■ Required action ■
Write out the records word for word, with no pictures.

= = = = =

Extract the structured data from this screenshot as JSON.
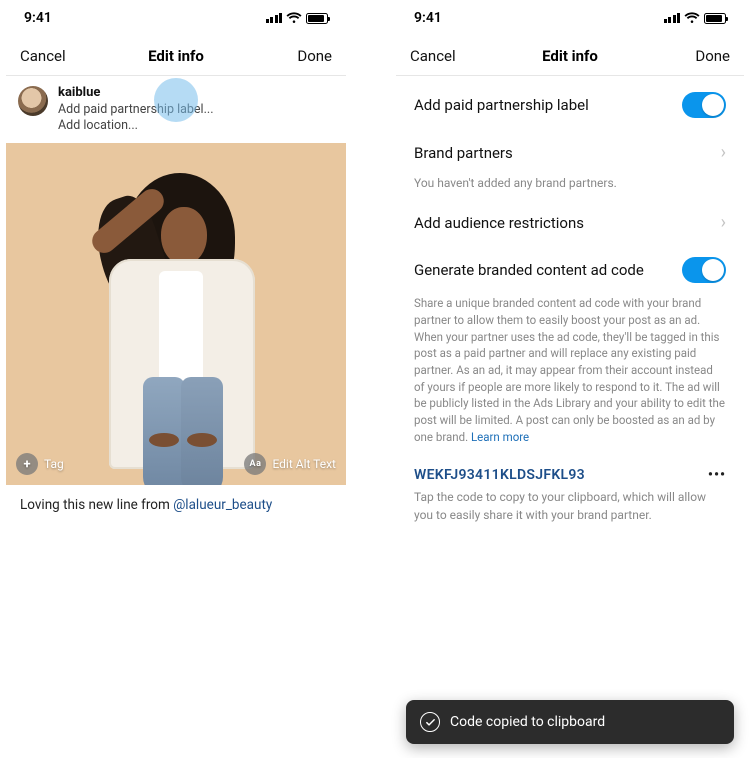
{
  "status": {
    "time": "9:41"
  },
  "left": {
    "nav": {
      "cancel": "Cancel",
      "title": "Edit info",
      "done": "Done"
    },
    "post": {
      "username": "kaiblue",
      "line1": "Add paid partnership label...",
      "line2": "Add location..."
    },
    "photo": {
      "tag_label": "Tag",
      "alt_label": "Edit Alt Text"
    },
    "caption_text": "Loving this new line from ",
    "caption_mention": "@lalueur_beauty"
  },
  "right": {
    "nav": {
      "cancel": "Cancel",
      "title": "Edit info",
      "done": "Done"
    },
    "rows": {
      "paid_label": "Add paid partnership label",
      "brand_partners": "Brand partners",
      "brand_partners_hint": "You haven't added any brand partners.",
      "audience": "Add audience restrictions",
      "generate": "Generate branded content ad code",
      "generate_hint": "Share a unique branded content ad code with your brand partner to allow them to easily boost your post as an ad. When your partner uses the ad code, they'll be tagged in this post as a paid partner and will replace any existing paid partner. As an ad, it may appear from their account instead of yours if people are more likely to respond to it. The ad will be publicly listed in the Ads Library and your ability to edit the post will be limited. A post can only be boosted as an ad by one brand. ",
      "generate_link": "Learn more",
      "code": "WEKFJ93411KLDSJFKL93",
      "code_hint": "Tap the code to copy to your clipboard, which will allow you to easily share it with your brand partner."
    },
    "toast": "Code copied to clipboard"
  }
}
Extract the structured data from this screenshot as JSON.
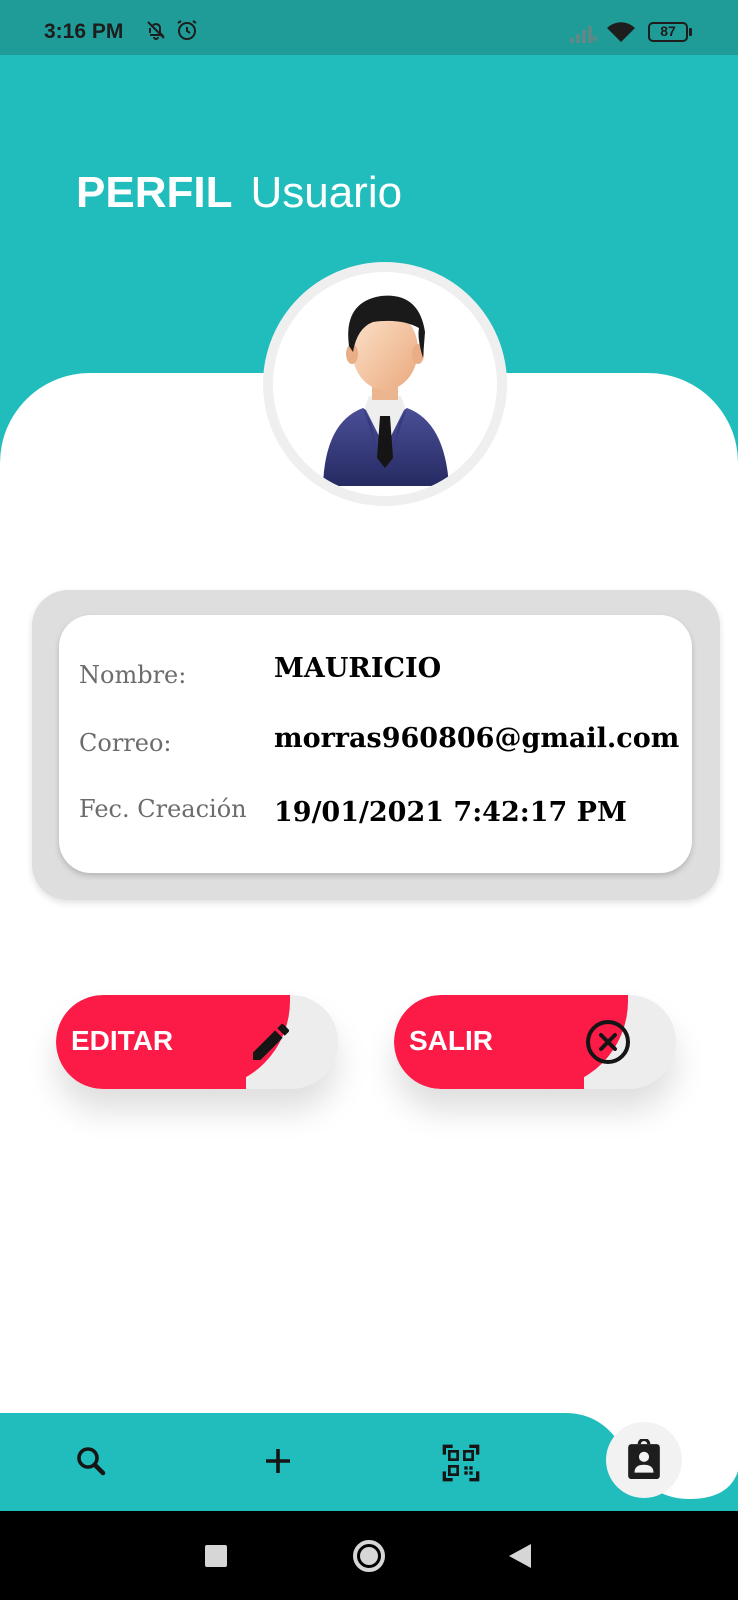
{
  "status_bar": {
    "time": "3:16 PM",
    "icons": [
      "bell-off-icon",
      "alarm-icon",
      "signal-icon",
      "wifi-icon"
    ],
    "battery": "87"
  },
  "header": {
    "title_bold": "PERFIL",
    "title_regular": "Usuario"
  },
  "profile": {
    "avatar": "avatar-businessman",
    "fields": [
      {
        "label": "Nombre:",
        "value": "MAURICIO"
      },
      {
        "label": "Correo:",
        "value": "morras960806@gmail.com"
      },
      {
        "label": "Fec. Creación",
        "value": "19/01/2021 7:42:17 PM"
      }
    ]
  },
  "actions": {
    "edit": {
      "label": "EDITAR",
      "icon": "pencil-icon"
    },
    "exit": {
      "label": "SALIR",
      "icon": "close-circle-icon"
    }
  },
  "bottom_nav": {
    "items": [
      "search-icon",
      "plus-icon",
      "qr-code-icon",
      "contact-badge-icon"
    ],
    "active": "contact-badge-icon"
  },
  "system_nav": [
    "recents-square-icon",
    "home-circle-icon",
    "back-triangle-icon"
  ],
  "colors": {
    "teal": "#21bdbd",
    "status_bar": "#1f9c98",
    "accent_red": "#fc1a47",
    "card_gray": "#dedede"
  }
}
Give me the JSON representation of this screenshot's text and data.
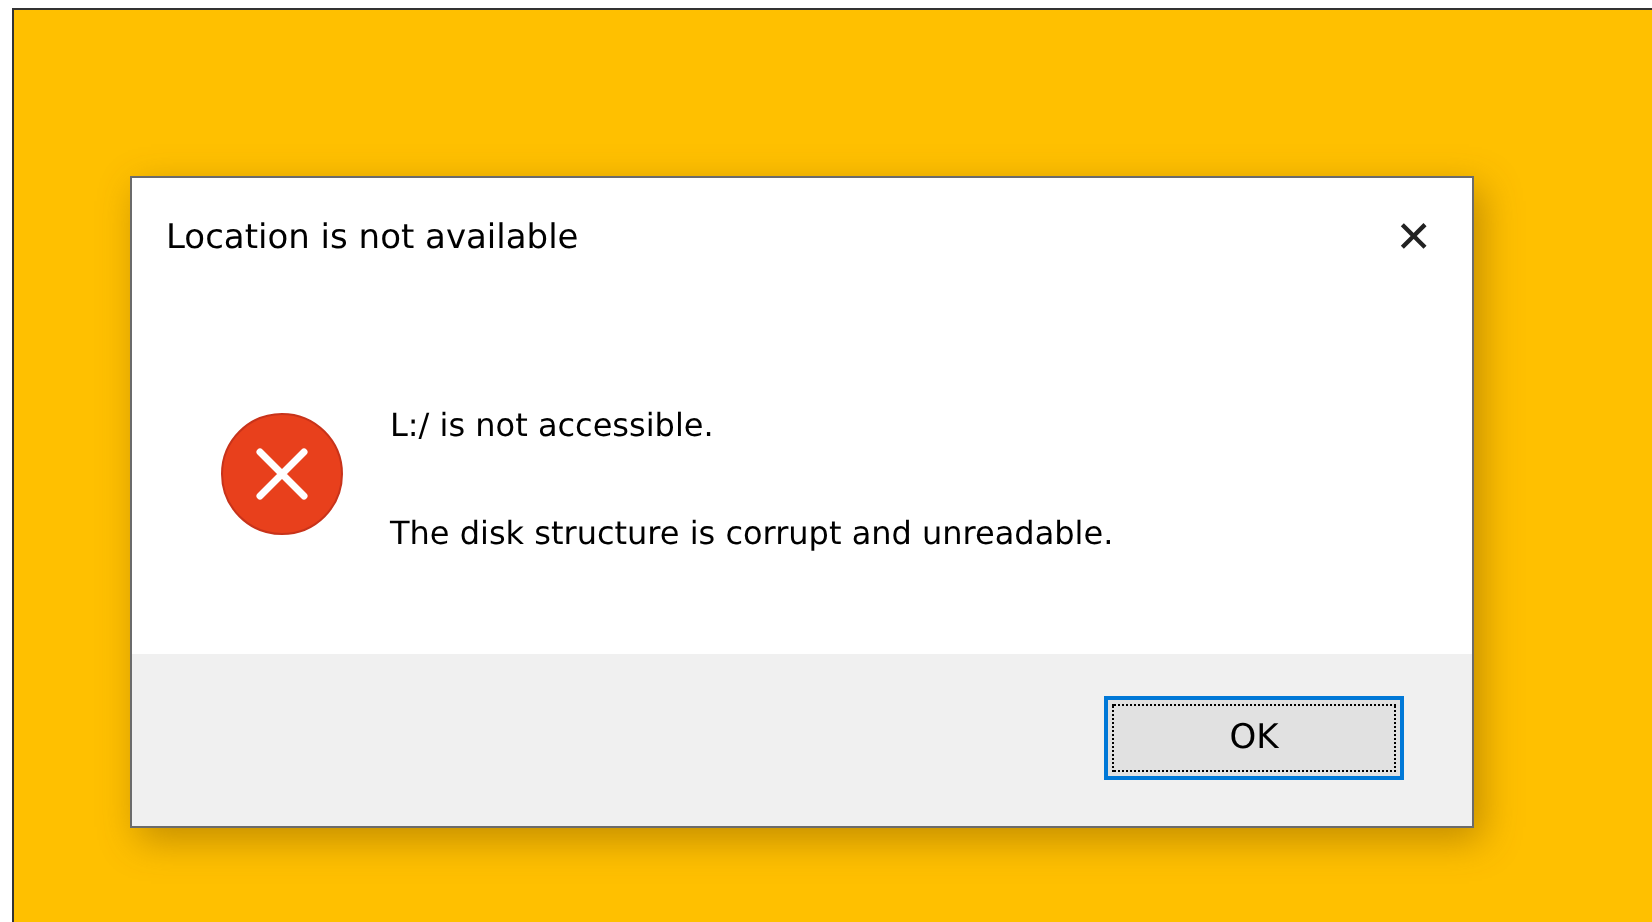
{
  "dialog": {
    "title": "Location is not available",
    "close": "✕",
    "messages": [
      "L:/ is not accessible.",
      "The disk structure is corrupt and unreadable."
    ],
    "buttons": [
      {
        "label": "OK",
        "focused": true
      }
    ]
  }
}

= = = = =

■ Result for this exercise ■
Extract the structured data from this screenshot as JSON.
{
  "status": {
    "time": "9:41"
  },
  "left": {
    "nav": {
      "cancel": "Cancel",
      "title": "Edit info",
      "done": "Done"
    },
    "post": {
      "username": "kaiblue",
      "line1": "Add paid partnership label...",
      "line2": "Add location..."
    },
    "photo": {
      "tag_label": "Tag",
      "alt_label": "Edit Alt Text"
    },
    "caption_text": "Loving this new line from ",
    "caption_mention": "@lalueur_beauty"
  },
  "right": {
    "nav": {
      "cancel": "Cancel",
      "title": "Edit info",
      "done": "Done"
    },
    "rows": {
      "paid_label": "Add paid partnership label",
      "brand_partners": "Brand partners",
      "brand_partners_hint": "You haven't added any brand partners.",
      "audience": "Add audience restrictions",
      "generate": "Generate branded content ad code",
      "generate_hint": "Share a unique branded content ad code with your brand partner to allow them to easily boost your post as an ad. When your partner uses the ad code, they'll be tagged in this post as a paid partner and will replace any existing paid partner. As an ad, it may appear from their account instead of yours if people are more likely to respond to it. The ad will be publicly listed in the Ads Library and your ability to edit the post will be limited. A post can only be boosted as an ad by one brand. ",
      "generate_link": "Learn more",
      "code": "WEKFJ93411KLDSJFKL93",
      "code_hint": "Tap the code to copy to your clipboard, which will allow you to easily share it with your brand partner."
    },
    "toast": "Code copied to clipboard"
  }
}
Extract the structured data from this screenshot as JSON.
{
  "status_bar": {
    "time": "3:16 PM",
    "icons": [
      "bell-off-icon",
      "alarm-icon",
      "signal-icon",
      "wifi-icon"
    ],
    "battery": "87"
  },
  "header": {
    "title_bold": "PERFIL",
    "title_regular": "Usuario"
  },
  "profile": {
    "avatar": "avatar-businessman",
    "fields": [
      {
        "label": "Nombre:",
        "value": "MAURICIO"
      },
      {
        "label": "Correo:",
        "value": "morras960806@gmail.com"
      },
      {
        "label": "Fec. Creación",
        "value": "19/01/2021 7:42:17 PM"
      }
    ]
  },
  "actions": {
    "edit": {
      "label": "EDITAR",
      "icon": "pencil-icon"
    },
    "exit": {
      "label": "SALIR",
      "icon": "close-circle-icon"
    }
  },
  "bottom_nav": {
    "items": [
      "search-icon",
      "plus-icon",
      "qr-code-icon",
      "contact-badge-icon"
    ],
    "active": "contact-badge-icon"
  },
  "system_nav": [
    "recents-square-icon",
    "home-circle-icon",
    "back-triangle-icon"
  ],
  "colors": {
    "teal": "#21bdbd",
    "status_bar": "#1f9c98",
    "accent_red": "#fc1a47",
    "card_gray": "#dedede"
  }
}
Give me the JSON representation of this screenshot's text and data.
{
  "dialog": {
    "title": "Location is not available",
    "close": "✕",
    "messages": [
      "L:/ is not accessible.",
      "The disk structure is corrupt and unreadable."
    ],
    "buttons": [
      {
        "label": "OK",
        "focused": true
      }
    ]
  }
}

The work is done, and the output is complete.